» **THE RECORDS**
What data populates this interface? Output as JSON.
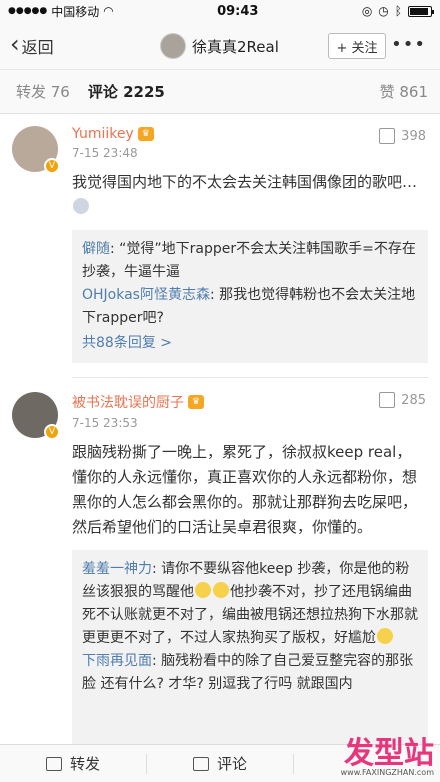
{
  "status_bar": {
    "carrier": "中国移动",
    "time": "09:43",
    "battery_level": 0.9
  },
  "nav": {
    "back_label": "返回",
    "title": "徐真真2Real",
    "follow_label": "+ 关注"
  },
  "tabs": {
    "repost": "转发 76",
    "comment": "评论 2225",
    "like": "赞 861"
  },
  "comments": [
    {
      "name": "Yumiikey",
      "time": "7-15 23:48",
      "likes": "398",
      "text": "我觉得国内地下的不太会去关注韩国偶像团的歌吧…",
      "replies": [
        {
          "user": "僻随",
          "text": ": “觉得”地下rapper不会太关注韩国歌手=不存在抄袭，牛逼牛逼"
        },
        {
          "user": "OHJokas阿怪黄志森",
          "text": ": 那我也觉得韩粉也不会太关注地下rapper吧?"
        }
      ],
      "more_replies": "共88条回复 >"
    },
    {
      "name": "被书法耽误的厨子",
      "time": "7-15 23:53",
      "likes": "285",
      "text": "跟脑残粉撕了一晚上，累死了，徐叔叔keep real，懂你的人永远懂你，真正喜欢你的人永远都粉你，想黑你的人怎么都会黑你的。那就让那群狗去吃屎吧，然后希望他们的口活让吴卓君很爽，你懂的。",
      "replies": [
        {
          "user": "羞羞一神力",
          "text": ": 请你不要纵容他keep 抄袭，你是他的粉丝该狠狠的骂醒他",
          "text2": "他抄袭不对，抄了还甩锅编曲死不认账就更不对了，编曲被甩锅还想拉热狗下水那就更更更不对了，不过人家热狗买了版权，好尴尬"
        },
        {
          "user": "下雨再见面",
          "text": ": 脑残粉看中的除了自己爱豆整完容的那张脸 还有什么? 才华? 别逗我了行吗 就跟国内"
        }
      ]
    }
  ],
  "bottom_bar": {
    "repost": "转发",
    "comment": "评论"
  },
  "watermark": {
    "logo": "发型站",
    "url": "www.FAXINGZHAN.com"
  }
}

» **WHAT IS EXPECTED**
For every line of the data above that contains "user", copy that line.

» **ANSWER FOR THE TASK**
          "user": "僻随",
          "user": "OHJokas阿怪黄志森",
          "user": "羞羞一神力",
          "user": "下雨再见面",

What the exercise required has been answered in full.